OK, that's being a bit mean. But it's a fact that in music, you can have crossover releases, you can have cynical releases, and you can have commercial releases. A crossover release (The Prodigy's "The Fat of the Land" is still the best example) is one where the band doesn't compromise their sound one iota, but makes the mainstream come to them. A cynical release (Chase & Status' "No More Idols" probably fits the bill) is one that's still credible, but makes a few compromises in order to maximise selling potential. And a commercial release is one targeted to sell in Tesco.
"Nextlevelism" comes perilously close to the third. Fresh will insist it's about bringing music to the masses (and does on the album notes) but he does so by appealing to the lowest common denominator. So we get Skrillex-y flourishes, dubstep baselines, and more vocal hooks than an opera. The tracks are also very limited in terms of structure and get pretty repetitive after a couple of listens. Of the guest vocalists, Sian Evans, Rizzle Kicks, Liam Bailey and Juliette Lewis stand out; Dizzee Rascal's contribution is eerily similar to his work for Calvin Harris.
"Nextlevelism" can be judged a success if people buy it, and then go on to buy other (and better) albums in the same genre.
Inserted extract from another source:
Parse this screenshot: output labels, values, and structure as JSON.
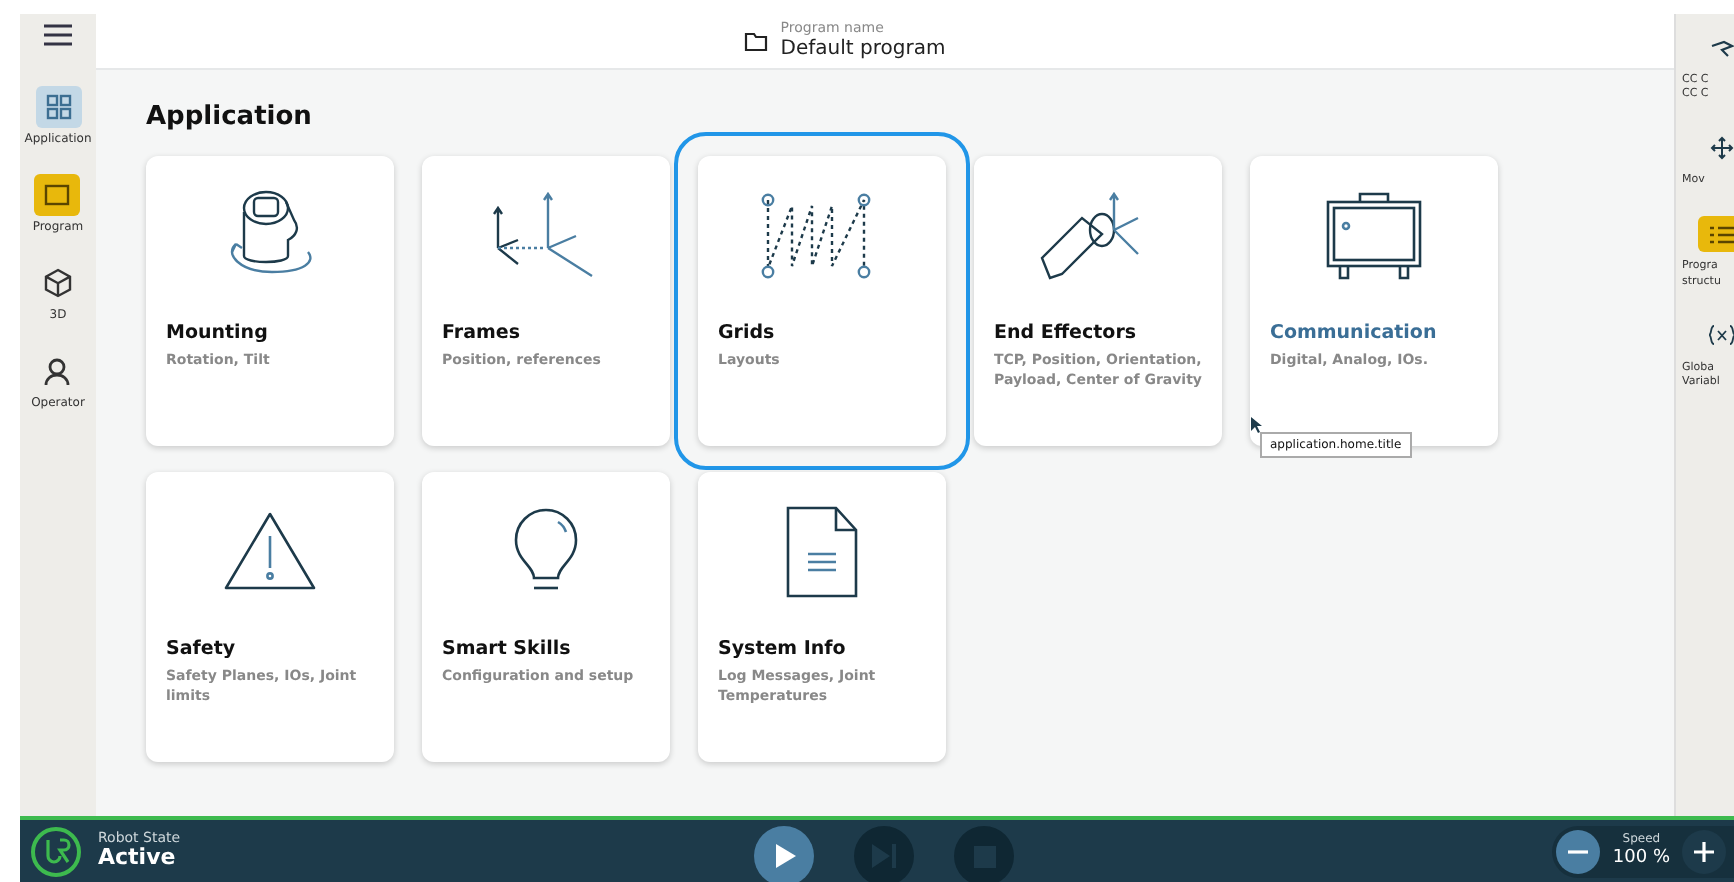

If you've never bought a Dn'B album before, this is not a bad place to start for a soft introduction. If you already own a few, don't bother.